==== SOURCE INFORMATION

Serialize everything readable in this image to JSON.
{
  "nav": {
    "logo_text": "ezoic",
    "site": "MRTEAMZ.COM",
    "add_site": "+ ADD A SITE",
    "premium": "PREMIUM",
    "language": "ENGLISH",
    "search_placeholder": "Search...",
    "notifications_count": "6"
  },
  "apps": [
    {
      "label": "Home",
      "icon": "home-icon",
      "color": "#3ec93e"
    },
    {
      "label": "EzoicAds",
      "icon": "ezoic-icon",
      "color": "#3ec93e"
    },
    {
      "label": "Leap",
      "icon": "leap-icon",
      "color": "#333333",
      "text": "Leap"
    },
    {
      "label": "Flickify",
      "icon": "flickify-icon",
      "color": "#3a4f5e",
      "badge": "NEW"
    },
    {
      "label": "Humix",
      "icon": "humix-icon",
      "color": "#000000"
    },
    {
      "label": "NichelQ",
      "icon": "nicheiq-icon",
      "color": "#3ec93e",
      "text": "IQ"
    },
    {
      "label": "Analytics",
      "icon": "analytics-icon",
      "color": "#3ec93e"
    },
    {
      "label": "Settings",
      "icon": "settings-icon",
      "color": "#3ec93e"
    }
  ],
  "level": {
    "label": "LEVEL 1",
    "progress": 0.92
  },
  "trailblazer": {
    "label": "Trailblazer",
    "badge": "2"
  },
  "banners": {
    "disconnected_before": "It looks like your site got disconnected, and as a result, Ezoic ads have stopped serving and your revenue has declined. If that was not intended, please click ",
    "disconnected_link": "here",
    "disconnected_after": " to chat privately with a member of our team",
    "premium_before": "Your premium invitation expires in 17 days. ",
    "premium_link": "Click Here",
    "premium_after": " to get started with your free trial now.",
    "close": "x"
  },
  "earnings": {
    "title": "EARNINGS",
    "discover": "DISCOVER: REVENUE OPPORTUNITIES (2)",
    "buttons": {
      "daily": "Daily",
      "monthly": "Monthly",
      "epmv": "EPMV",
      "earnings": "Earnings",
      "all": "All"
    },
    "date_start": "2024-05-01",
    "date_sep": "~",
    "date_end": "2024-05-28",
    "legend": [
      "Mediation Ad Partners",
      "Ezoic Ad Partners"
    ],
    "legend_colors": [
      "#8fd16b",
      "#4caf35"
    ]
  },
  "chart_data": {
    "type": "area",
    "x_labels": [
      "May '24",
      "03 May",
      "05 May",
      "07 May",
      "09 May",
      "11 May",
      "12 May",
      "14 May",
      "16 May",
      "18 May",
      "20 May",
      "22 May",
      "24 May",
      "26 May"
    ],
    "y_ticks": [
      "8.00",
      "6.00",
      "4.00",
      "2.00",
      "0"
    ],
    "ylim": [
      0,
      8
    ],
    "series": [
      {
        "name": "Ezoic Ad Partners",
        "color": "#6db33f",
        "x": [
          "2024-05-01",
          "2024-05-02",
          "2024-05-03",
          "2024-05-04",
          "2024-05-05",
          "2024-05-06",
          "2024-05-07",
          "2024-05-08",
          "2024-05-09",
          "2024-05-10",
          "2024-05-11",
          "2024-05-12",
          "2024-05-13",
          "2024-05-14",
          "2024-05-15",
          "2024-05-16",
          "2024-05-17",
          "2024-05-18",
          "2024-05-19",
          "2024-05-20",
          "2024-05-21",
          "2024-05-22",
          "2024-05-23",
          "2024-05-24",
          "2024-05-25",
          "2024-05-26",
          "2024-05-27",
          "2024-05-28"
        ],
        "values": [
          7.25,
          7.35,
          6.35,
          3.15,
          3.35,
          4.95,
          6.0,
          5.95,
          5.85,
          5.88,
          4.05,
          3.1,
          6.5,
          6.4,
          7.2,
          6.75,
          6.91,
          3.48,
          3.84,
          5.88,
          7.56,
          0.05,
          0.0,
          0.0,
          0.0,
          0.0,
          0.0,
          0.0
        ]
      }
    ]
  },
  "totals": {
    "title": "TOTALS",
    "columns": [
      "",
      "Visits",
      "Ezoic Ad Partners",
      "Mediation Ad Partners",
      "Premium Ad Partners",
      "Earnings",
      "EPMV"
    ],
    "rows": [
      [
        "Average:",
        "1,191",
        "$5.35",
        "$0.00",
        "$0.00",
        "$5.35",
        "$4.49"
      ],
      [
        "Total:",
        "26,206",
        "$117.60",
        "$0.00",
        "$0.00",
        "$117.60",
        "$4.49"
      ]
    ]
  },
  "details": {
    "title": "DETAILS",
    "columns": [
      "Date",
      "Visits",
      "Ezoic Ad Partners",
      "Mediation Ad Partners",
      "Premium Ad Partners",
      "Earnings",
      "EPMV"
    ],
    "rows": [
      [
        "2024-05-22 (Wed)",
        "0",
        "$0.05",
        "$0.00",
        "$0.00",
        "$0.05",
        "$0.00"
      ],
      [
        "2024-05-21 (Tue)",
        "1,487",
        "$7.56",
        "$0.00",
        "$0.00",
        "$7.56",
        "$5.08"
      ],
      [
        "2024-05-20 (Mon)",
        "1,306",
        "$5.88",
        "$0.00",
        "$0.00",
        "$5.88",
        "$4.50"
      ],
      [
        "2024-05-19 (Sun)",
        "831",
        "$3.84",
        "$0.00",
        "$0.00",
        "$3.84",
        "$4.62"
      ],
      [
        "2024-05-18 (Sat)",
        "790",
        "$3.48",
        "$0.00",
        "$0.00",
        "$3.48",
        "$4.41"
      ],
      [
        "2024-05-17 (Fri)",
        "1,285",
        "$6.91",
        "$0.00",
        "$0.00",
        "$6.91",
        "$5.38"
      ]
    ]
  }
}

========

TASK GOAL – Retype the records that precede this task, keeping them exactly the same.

TASK SOLUTION –
Serialize everything readable in this image to JSON.
{
  "nav": {
    "logo_text": "ezoic",
    "site": "MRTEAMZ.COM",
    "add_site": "+ ADD A SITE",
    "premium": "PREMIUM",
    "language": "ENGLISH",
    "search_placeholder": "Search...",
    "notifications_count": "6"
  },
  "apps": [
    {
      "label": "Home",
      "icon": "home-icon",
      "color": "#3ec93e"
    },
    {
      "label": "EzoicAds",
      "icon": "ezoic-icon",
      "color": "#3ec93e"
    },
    {
      "label": "Leap",
      "icon": "leap-icon",
      "color": "#333333",
      "text": "Leap"
    },
    {
      "label": "Flickify",
      "icon": "flickify-icon",
      "color": "#3a4f5e",
      "badge": "NEW"
    },
    {
      "label": "Humix",
      "icon": "humix-icon",
      "color": "#000000"
    },
    {
      "label": "NichelQ",
      "icon": "nicheiq-icon",
      "color": "#3ec93e",
      "text": "IQ"
    },
    {
      "label": "Analytics",
      "icon": "analytics-icon",
      "color": "#3ec93e"
    },
    {
      "label": "Settings",
      "icon": "settings-icon",
      "color": "#3ec93e"
    }
  ],
  "level": {
    "label": "LEVEL 1",
    "progress": 0.92
  },
  "trailblazer": {
    "label": "Trailblazer",
    "badge": "2"
  },
  "banners": {
    "disconnected_before": "It looks like your site got disconnected, and as a result, Ezoic ads have stopped serving and your revenue has declined. If that was not intended, please click ",
    "disconnected_link": "here",
    "disconnected_after": " to chat privately with a member of our team",
    "premium_before": "Your premium invitation expires in 17 days. ",
    "premium_link": "Click Here",
    "premium_after": " to get started with your free trial now.",
    "close": "x"
  },
  "earnings": {
    "title": "EARNINGS",
    "discover": "DISCOVER: REVENUE OPPORTUNITIES (2)",
    "buttons": {
      "daily": "Daily",
      "monthly": "Monthly",
      "epmv": "EPMV",
      "earnings": "Earnings",
      "all": "All"
    },
    "date_start": "2024-05-01",
    "date_sep": "~",
    "date_end": "2024-05-28",
    "legend": [
      "Mediation Ad Partners",
      "Ezoic Ad Partners"
    ],
    "legend_colors": [
      "#8fd16b",
      "#4caf35"
    ]
  },
  "chart_data": {
    "type": "area",
    "x_labels": [
      "May '24",
      "03 May",
      "05 May",
      "07 May",
      "09 May",
      "11 May",
      "12 May",
      "14 May",
      "16 May",
      "18 May",
      "20 May",
      "22 May",
      "24 May",
      "26 May"
    ],
    "y_ticks": [
      "8.00",
      "6.00",
      "4.00",
      "2.00",
      "0"
    ],
    "ylim": [
      0,
      8
    ],
    "series": [
      {
        "name": "Ezoic Ad Partners",
        "color": "#6db33f",
        "x": [
          "2024-05-01",
          "2024-05-02",
          "2024-05-03",
          "2024-05-04",
          "2024-05-05",
          "2024-05-06",
          "2024-05-07",
          "2024-05-08",
          "2024-05-09",
          "2024-05-10",
          "2024-05-11",
          "2024-05-12",
          "2024-05-13",
          "2024-05-14",
          "2024-05-15",
          "2024-05-16",
          "2024-05-17",
          "2024-05-18",
          "2024-05-19",
          "2024-05-20",
          "2024-05-21",
          "2024-05-22",
          "2024-05-23",
          "2024-05-24",
          "2024-05-25",
          "2024-05-26",
          "2024-05-27",
          "2024-05-28"
        ],
        "values": [
          7.25,
          7.35,
          6.35,
          3.15,
          3.35,
          4.95,
          6.0,
          5.95,
          5.85,
          5.88,
          4.05,
          3.1,
          6.5,
          6.4,
          7.2,
          6.75,
          6.91,
          3.48,
          3.84,
          5.88,
          7.56,
          0.05,
          0.0,
          0.0,
          0.0,
          0.0,
          0.0,
          0.0
        ]
      }
    ]
  },
  "totals": {
    "title": "TOTALS",
    "columns": [
      "",
      "Visits",
      "Ezoic Ad Partners",
      "Mediation Ad Partners",
      "Premium Ad Partners",
      "Earnings",
      "EPMV"
    ],
    "rows": [
      [
        "Average:",
        "1,191",
        "$5.35",
        "$0.00",
        "$0.00",
        "$5.35",
        "$4.49"
      ],
      [
        "Total:",
        "26,206",
        "$117.60",
        "$0.00",
        "$0.00",
        "$117.60",
        "$4.49"
      ]
    ]
  },
  "details": {
    "title": "DETAILS",
    "columns": [
      "Date",
      "Visits",
      "Ezoic Ad Partners",
      "Mediation Ad Partners",
      "Premium Ad Partners",
      "Earnings",
      "EPMV"
    ],
    "rows": [
      [
        "2024-05-22 (Wed)",
        "0",
        "$0.05",
        "$0.00",
        "$0.00",
        "$0.05",
        "$0.00"
      ],
      [
        "2024-05-21 (Tue)",
        "1,487",
        "$7.56",
        "$0.00",
        "$0.00",
        "$7.56",
        "$5.08"
      ],
      [
        "2024-05-20 (Mon)",
        "1,306",
        "$5.88",
        "$0.00",
        "$0.00",
        "$5.88",
        "$4.50"
      ],
      [
        "2024-05-19 (Sun)",
        "831",
        "$3.84",
        "$0.00",
        "$0.00",
        "$3.84",
        "$4.62"
      ],
      [
        "2024-05-18 (Sat)",
        "790",
        "$3.48",
        "$0.00",
        "$0.00",
        "$3.48",
        "$4.41"
      ],
      [
        "2024-05-17 (Fri)",
        "1,285",
        "$6.91",
        "$0.00",
        "$0.00",
        "$6.91",
        "$5.38"
      ]
    ]
  }
}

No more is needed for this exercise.